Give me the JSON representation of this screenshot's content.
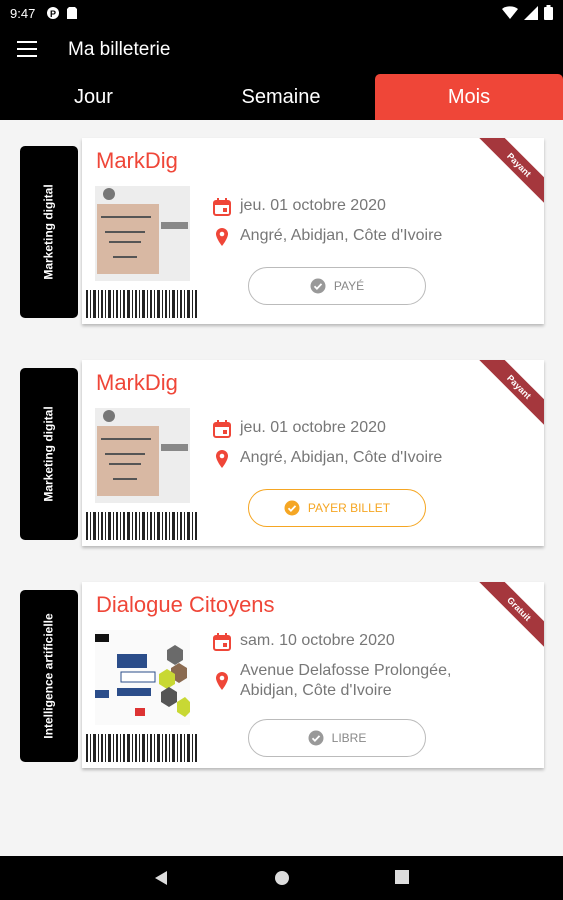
{
  "status_bar": {
    "time": "9:47"
  },
  "app_bar": {
    "title": "Ma billeterie"
  },
  "tabs": [
    {
      "label": "Jour",
      "active": false
    },
    {
      "label": "Semaine",
      "active": false
    },
    {
      "label": "Mois",
      "active": true
    }
  ],
  "cards": [
    {
      "category": "Marketing digital",
      "title": "MarkDig",
      "date": "jeu. 01 octobre 2020",
      "location": "Angré, Abidjan, Côte d'Ivoire",
      "button": "PAYÉ",
      "button_style": "paid",
      "ribbon": "Payant"
    },
    {
      "category": "Marketing digital",
      "title": "MarkDig",
      "date": "jeu. 01 octobre 2020",
      "location": "Angré, Abidjan, Côte d'Ivoire",
      "button": "PAYER BILLET",
      "button_style": "pay",
      "ribbon": "Payant"
    },
    {
      "category": "Intelligence artificielle",
      "title": "Dialogue Citoyens",
      "date": "sam. 10 octobre 2020",
      "location": "Avenue Delafosse Prolongée, Abidjan, Côte d'Ivoire",
      "button": "LIBRE",
      "button_style": "free",
      "ribbon": "Gratuit"
    }
  ],
  "colors": {
    "accent": "#ef4638",
    "ribbon": "#a5373d",
    "pay_orange": "#f5a623",
    "bar": "#000000"
  }
}
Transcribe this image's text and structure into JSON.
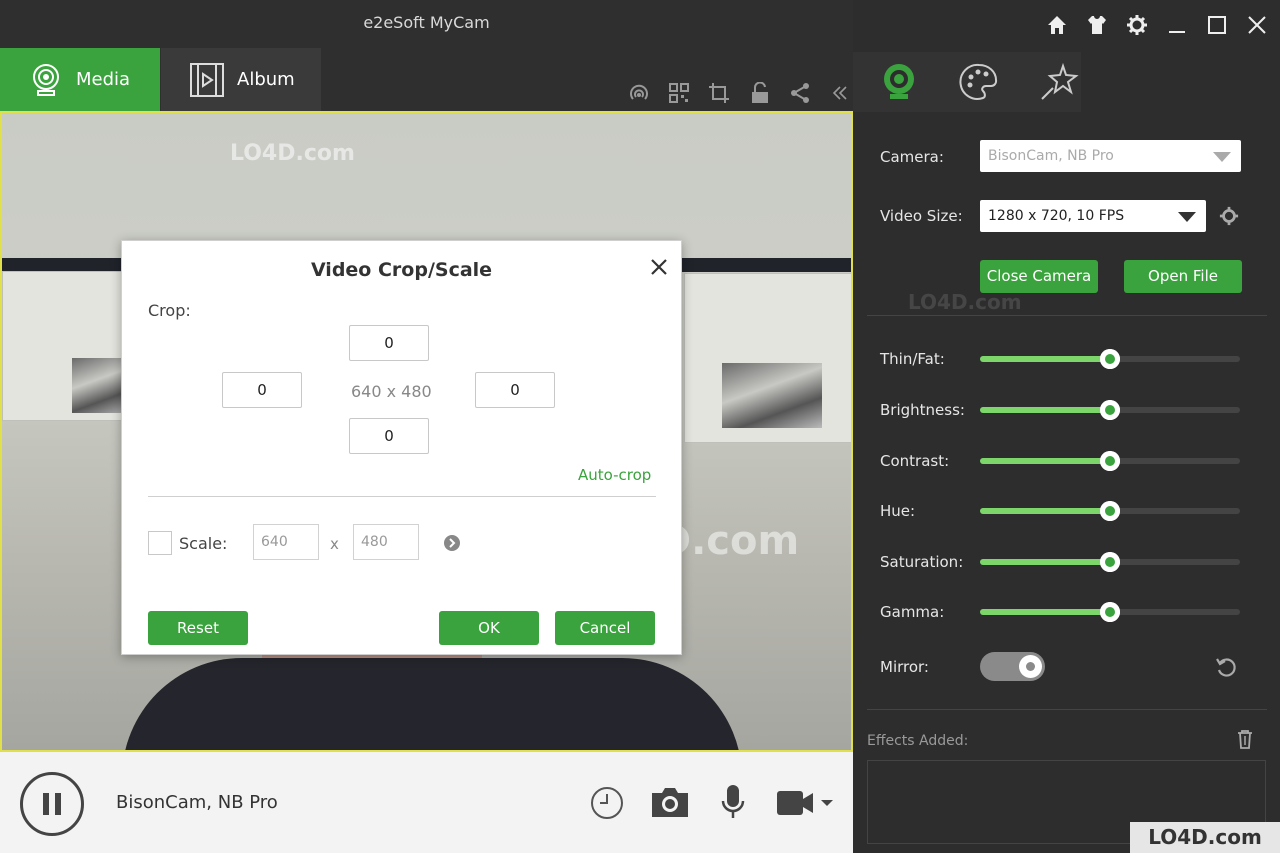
{
  "app": {
    "title": "e2eSoft MyCam"
  },
  "tabs": [
    {
      "label": "Media",
      "icon": "webcam-icon",
      "active": true
    },
    {
      "label": "Album",
      "icon": "film-icon",
      "active": false
    }
  ],
  "toolbar": {
    "icons": [
      "broadcast-icon",
      "qrcode-icon",
      "crop-icon",
      "unlock-icon",
      "share-icon",
      "collapse-icon"
    ]
  },
  "watermarks": {
    "text": "LO4D.com"
  },
  "dialog": {
    "title": "Video Crop/Scale",
    "crop_label": "Crop:",
    "crop_top": "0",
    "crop_left": "0",
    "crop_right": "0",
    "crop_bottom": "0",
    "dimensions": "640 x 480",
    "autocrop_label": "Auto-crop",
    "scale_label": "Scale:",
    "scale_width": "640",
    "scale_x": "x",
    "scale_height": "480",
    "reset_label": "Reset",
    "ok_label": "OK",
    "cancel_label": "Cancel"
  },
  "bottom": {
    "camera_name": "BisonCam, NB Pro"
  },
  "panel": {
    "camera_label": "Camera:",
    "camera_value": "BisonCam, NB Pro",
    "video_size_label": "Video Size:",
    "video_size_value": "1280 x 720, 10 FPS",
    "close_camera_label": "Close Camera",
    "open_file_label": "Open File",
    "sliders": [
      {
        "label": "Thin/Fat:",
        "value": 0.5
      },
      {
        "label": "Brightness:",
        "value": 0.5
      },
      {
        "label": "Contrast:",
        "value": 0.5
      },
      {
        "label": "Hue:",
        "value": 0.5
      },
      {
        "label": "Saturation:",
        "value": 0.5
      },
      {
        "label": "Gamma:",
        "value": 0.5
      }
    ],
    "mirror_label": "Mirror:",
    "mirror_on": true,
    "effects_label": "Effects Added:"
  },
  "colors": {
    "accent": "#3aa33d",
    "slider_fill": "#7dd66a",
    "highlight_border": "#e0e04a"
  },
  "footer_logo": "LO4D.com"
}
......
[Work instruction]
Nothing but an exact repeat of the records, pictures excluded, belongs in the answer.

[Task solution]
Give me the JSON representation of this screenshot's content.
{
  "status_bar": {
    "time": "9:47"
  },
  "app_bar": {
    "title": "Ma billeterie"
  },
  "tabs": [
    {
      "label": "Jour",
      "active": false
    },
    {
      "label": "Semaine",
      "active": false
    },
    {
      "label": "Mois",
      "active": true
    }
  ],
  "cards": [
    {
      "category": "Marketing digital",
      "title": "MarkDig",
      "date": "jeu. 01 octobre 2020",
      "location": "Angré, Abidjan, Côte d'Ivoire",
      "button": "PAYÉ",
      "button_style": "paid",
      "ribbon": "Payant"
    },
    {
      "category": "Marketing digital",
      "title": "MarkDig",
      "date": "jeu. 01 octobre 2020",
      "location": "Angré, Abidjan, Côte d'Ivoire",
      "button": "PAYER BILLET",
      "button_style": "pay",
      "ribbon": "Payant"
    },
    {
      "category": "Intelligence artificielle",
      "title": "Dialogue Citoyens",
      "date": "sam. 10 octobre 2020",
      "location": "Avenue Delafosse Prolongée, Abidjan, Côte d'Ivoire",
      "button": "LIBRE",
      "button_style": "free",
      "ribbon": "Gratuit"
    }
  ],
  "colors": {
    "accent": "#ef4638",
    "ribbon": "#a5373d",
    "pay_orange": "#f5a623",
    "bar": "#000000"
  }
}
Transcribe this image's text and structure into JSON.
{
  "app": {
    "title": "e2eSoft MyCam"
  },
  "tabs": [
    {
      "label": "Media",
      "icon": "webcam-icon",
      "active": true
    },
    {
      "label": "Album",
      "icon": "film-icon",
      "active": false
    }
  ],
  "toolbar": {
    "icons": [
      "broadcast-icon",
      "qrcode-icon",
      "crop-icon",
      "unlock-icon",
      "share-icon",
      "collapse-icon"
    ]
  },
  "watermarks": {
    "text": "LO4D.com"
  },
  "dialog": {
    "title": "Video Crop/Scale",
    "crop_label": "Crop:",
    "crop_top": "0",
    "crop_left": "0",
    "crop_right": "0",
    "crop_bottom": "0",
    "dimensions": "640 x 480",
    "autocrop_label": "Auto-crop",
    "scale_label": "Scale:",
    "scale_width": "640",
    "scale_x": "x",
    "scale_height": "480",
    "reset_label": "Reset",
    "ok_label": "OK",
    "cancel_label": "Cancel"
  },
  "bottom": {
    "camera_name": "BisonCam, NB Pro"
  },
  "panel": {
    "camera_label": "Camera:",
    "camera_value": "BisonCam, NB Pro",
    "video_size_label": "Video Size:",
    "video_size_value": "1280 x 720, 10 FPS",
    "close_camera_label": "Close Camera",
    "open_file_label": "Open File",
    "sliders": [
      {
        "label": "Thin/Fat:",
        "value": 0.5
      },
      {
        "label": "Brightness:",
        "value": 0.5
      },
      {
        "label": "Contrast:",
        "value": 0.5
      },
      {
        "label": "Hue:",
        "value": 0.5
      },
      {
        "label": "Saturation:",
        "value": 0.5
      },
      {
        "label": "Gamma:",
        "value": 0.5
      }
    ],
    "mirror_label": "Mirror:",
    "mirror_on": true,
    "effects_label": "Effects Added:"
  },
  "colors": {
    "accent": "#3aa33d",
    "slider_fill": "#7dd66a",
    "highlight_border": "#e0e04a"
  },
  "footer_logo": "LO4D.com"
}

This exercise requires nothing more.